  3. Ripening bananas fluoresce a bright blue color when exposed to ultraviolet light. Green bananas do not fluoresce.  The fluorescence allows animals that can see light in the ultraviolet spectrum to more easily detect ripened bananas or may add protection against ultraviolet exposure, like a sunscreen, allowing the fruit to remain fresh longer.
  4. Because they reproduce asexually, bananas are vulnerable to being wiped out by disease.  While in no danger of outright extinction, the most common edible banana cultivar Cavendish (extremely popular in Europe and the Americas) could become unviable for large-scale cultivation in the next 10–20 years.
  5. Bananas can be cooked in ways that are similar to potatoes. Both can be fried, boiled, baked, or chipped and have similar taste and texture when served.  Both the skin and inner part can be eaten raw or cooked.  Banana flowers can be eaten, too.
  6. If bananas are too green, they can be put in a brown paper bag with an apple or tomato overnight to speed up the ripening process.
  7. Bananas and plantains are critical to global food security.  Because bananas and plantains produce fruit year-round, they provide an extremely valuable food source during the hunger season (when the food from one annual/semi-annual harvest has been consumed, and the next is still to come).
  8. North Americans began consuming bananas on a small scale at very high prices shortly after the Civil War, though it was only in the 1880s that it became more widespread.  As late as the Victorian Era, bananas were not widely known in Europe, although they were available.  Jules Verne introduces bananas to his readers with detailed descriptions in Around the World in Eighty Days (1872).
  9. The United States produces few bananas. A few tons were grown in Hawaii in 2001.  Bananas were once grown in Florida and southern California.
  10. Bananas are used to create thread for kimonos.
  11.  Two different parts of the banana plant can be used to make paper.
  12.  Banana peels may have capability to extract heavy metal contamination from river water.
  13. The first joke about slipping on a banana peel was recorded in 1910.
  14. In all the important festivals and occasions of Hindus, the serving of bananas plays a prominent part.
  15. The term “banana republic” has been applied to most countries in Central America, but from a strict economic perspective only Costa Rica, Honduras, and Panama had economies dominated by the banana trade.  The phrase comes from the political maneuvers of banana companies, which included working with local elites and their rivalries to influence politics or playing the international interests of the United States, especially during the Cold War, to keep the political climate favorable to their interests.
  16. Plantains have more starch and less sugar than bananas and are cooked.  They can be used at any stage of ripeness.
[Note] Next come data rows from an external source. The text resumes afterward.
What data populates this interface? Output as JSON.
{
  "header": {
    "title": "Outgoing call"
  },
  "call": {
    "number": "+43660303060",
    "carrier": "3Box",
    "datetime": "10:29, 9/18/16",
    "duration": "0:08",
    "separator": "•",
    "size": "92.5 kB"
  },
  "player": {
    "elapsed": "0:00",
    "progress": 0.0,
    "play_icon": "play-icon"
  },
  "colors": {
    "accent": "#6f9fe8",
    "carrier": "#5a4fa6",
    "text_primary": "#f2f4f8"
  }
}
Photo credit: https://commons.wikimedia.org/wiki/Banana#/media/File:Bananavarieties.jpg

See also an article about the banana from 1550 found in England:

Ancient London banana unpeeled

Advertisements

Leave a Reply

Fill in your details below or click an icon to log in:

WordPress.com Logo

You are commenting using your WordPress.com account. Log Out / Change )

Twitter picture

You are commenting using your Twitter account. Log Out / Change )

Facebook photo

You are commenting using your Facebook account. Log Out / Change )

Google+ photo

You are commenting using your Google+ account. Log Out / Change )

Connecting to %s